Stored data entries
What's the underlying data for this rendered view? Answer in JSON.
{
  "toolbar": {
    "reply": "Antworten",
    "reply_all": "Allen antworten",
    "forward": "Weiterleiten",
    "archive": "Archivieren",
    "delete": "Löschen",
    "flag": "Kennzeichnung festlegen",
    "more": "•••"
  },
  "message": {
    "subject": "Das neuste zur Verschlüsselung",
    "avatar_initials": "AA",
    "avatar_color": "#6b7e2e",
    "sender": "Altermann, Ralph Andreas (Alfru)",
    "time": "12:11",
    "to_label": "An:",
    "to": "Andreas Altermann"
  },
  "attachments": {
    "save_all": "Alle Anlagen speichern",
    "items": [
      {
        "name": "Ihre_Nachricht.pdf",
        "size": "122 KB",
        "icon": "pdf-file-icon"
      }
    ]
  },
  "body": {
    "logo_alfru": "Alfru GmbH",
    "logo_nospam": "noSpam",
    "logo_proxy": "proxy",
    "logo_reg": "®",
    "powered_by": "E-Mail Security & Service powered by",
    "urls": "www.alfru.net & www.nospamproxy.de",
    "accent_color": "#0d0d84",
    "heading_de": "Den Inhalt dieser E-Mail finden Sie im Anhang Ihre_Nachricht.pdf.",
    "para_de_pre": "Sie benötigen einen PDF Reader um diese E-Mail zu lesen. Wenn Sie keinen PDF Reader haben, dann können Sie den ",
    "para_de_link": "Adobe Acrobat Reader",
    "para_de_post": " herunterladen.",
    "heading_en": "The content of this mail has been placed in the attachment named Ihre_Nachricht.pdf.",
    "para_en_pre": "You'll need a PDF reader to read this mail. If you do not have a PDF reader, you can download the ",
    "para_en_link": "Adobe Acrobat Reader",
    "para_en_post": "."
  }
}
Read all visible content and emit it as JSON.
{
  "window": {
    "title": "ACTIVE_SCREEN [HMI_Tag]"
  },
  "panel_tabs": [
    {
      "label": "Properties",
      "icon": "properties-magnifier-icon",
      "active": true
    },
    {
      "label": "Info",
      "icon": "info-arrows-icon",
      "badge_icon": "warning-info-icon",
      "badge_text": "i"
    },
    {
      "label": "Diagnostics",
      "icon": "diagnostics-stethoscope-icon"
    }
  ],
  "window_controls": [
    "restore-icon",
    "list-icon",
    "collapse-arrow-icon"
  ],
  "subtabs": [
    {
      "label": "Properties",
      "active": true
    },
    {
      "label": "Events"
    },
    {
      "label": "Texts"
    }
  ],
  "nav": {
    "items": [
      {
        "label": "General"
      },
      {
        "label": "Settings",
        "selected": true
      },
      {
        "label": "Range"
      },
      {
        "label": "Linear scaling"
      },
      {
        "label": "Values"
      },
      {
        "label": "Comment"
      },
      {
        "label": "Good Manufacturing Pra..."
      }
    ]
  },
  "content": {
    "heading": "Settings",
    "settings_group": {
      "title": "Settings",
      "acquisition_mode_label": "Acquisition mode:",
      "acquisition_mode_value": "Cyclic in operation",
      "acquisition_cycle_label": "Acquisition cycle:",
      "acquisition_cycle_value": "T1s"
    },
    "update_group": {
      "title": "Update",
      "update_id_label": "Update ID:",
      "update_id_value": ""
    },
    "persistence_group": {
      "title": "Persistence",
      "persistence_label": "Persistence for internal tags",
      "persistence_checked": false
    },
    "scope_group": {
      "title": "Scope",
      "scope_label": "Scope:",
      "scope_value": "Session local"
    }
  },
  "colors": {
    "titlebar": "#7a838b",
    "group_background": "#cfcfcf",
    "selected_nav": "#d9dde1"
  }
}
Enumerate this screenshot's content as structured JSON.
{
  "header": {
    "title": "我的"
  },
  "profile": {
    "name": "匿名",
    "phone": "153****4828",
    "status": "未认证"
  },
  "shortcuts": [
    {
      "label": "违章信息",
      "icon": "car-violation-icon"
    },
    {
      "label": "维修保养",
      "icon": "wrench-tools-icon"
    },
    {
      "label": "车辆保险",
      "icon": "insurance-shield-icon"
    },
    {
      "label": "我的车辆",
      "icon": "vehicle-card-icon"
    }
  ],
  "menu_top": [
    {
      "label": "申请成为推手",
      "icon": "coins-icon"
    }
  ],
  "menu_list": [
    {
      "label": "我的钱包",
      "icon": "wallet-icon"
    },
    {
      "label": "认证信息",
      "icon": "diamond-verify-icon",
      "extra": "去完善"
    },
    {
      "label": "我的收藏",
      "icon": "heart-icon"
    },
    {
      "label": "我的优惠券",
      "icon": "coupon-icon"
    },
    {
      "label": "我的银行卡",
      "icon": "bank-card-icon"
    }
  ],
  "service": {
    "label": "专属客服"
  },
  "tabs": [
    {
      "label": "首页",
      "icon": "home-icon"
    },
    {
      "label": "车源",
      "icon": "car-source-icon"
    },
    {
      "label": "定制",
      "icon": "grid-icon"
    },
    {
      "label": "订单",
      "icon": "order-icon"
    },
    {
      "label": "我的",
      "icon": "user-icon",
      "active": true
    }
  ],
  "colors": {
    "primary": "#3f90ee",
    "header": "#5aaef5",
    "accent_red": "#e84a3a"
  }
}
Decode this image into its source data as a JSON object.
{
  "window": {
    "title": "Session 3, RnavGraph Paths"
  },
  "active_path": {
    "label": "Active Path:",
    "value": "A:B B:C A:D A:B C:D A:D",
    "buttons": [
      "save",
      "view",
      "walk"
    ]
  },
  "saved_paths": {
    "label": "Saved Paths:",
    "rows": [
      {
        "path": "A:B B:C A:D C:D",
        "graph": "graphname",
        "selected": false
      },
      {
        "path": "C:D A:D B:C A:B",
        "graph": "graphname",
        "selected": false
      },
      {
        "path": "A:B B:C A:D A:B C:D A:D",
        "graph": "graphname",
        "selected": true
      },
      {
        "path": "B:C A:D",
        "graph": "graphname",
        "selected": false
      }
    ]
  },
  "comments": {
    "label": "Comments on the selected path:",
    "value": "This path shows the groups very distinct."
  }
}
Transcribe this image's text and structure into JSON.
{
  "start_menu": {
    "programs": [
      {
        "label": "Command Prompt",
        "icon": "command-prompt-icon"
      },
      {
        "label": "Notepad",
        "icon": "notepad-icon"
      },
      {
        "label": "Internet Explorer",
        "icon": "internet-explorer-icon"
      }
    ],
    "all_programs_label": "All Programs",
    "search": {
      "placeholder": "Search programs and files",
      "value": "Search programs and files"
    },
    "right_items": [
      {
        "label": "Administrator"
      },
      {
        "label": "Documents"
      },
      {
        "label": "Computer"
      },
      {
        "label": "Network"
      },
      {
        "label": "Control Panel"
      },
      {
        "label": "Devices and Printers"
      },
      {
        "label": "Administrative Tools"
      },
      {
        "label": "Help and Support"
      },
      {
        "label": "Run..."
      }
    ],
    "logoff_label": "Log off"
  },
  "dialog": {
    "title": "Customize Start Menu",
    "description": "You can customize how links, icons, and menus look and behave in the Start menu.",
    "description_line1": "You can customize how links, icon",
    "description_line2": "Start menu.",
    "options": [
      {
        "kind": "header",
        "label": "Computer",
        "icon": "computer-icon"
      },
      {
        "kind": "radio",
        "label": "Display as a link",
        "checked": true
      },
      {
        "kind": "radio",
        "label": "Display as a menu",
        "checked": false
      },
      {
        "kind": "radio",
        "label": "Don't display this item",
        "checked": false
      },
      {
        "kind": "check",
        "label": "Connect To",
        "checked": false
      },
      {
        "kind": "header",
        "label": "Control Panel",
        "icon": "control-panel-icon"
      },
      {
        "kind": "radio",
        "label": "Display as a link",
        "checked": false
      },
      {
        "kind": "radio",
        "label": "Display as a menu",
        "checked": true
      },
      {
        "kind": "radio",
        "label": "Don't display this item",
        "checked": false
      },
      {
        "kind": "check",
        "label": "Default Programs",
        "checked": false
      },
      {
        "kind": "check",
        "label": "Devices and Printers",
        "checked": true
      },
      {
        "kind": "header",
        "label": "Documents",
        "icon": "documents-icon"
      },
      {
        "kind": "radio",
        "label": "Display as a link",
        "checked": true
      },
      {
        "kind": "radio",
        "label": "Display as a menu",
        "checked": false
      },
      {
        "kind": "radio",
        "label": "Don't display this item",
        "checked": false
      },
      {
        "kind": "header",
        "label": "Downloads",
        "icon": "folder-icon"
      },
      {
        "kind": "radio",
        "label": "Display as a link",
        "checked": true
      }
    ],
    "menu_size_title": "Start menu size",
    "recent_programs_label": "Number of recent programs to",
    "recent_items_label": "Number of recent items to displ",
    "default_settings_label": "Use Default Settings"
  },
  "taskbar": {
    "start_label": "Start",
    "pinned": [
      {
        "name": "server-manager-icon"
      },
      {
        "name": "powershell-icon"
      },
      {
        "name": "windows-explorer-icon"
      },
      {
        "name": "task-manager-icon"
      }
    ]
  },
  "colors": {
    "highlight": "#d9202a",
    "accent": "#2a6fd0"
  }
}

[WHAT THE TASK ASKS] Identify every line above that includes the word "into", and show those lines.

[RESULT]
Decode this image into its source data as a JSON object.
Transcribe this image's text and structure into JSON.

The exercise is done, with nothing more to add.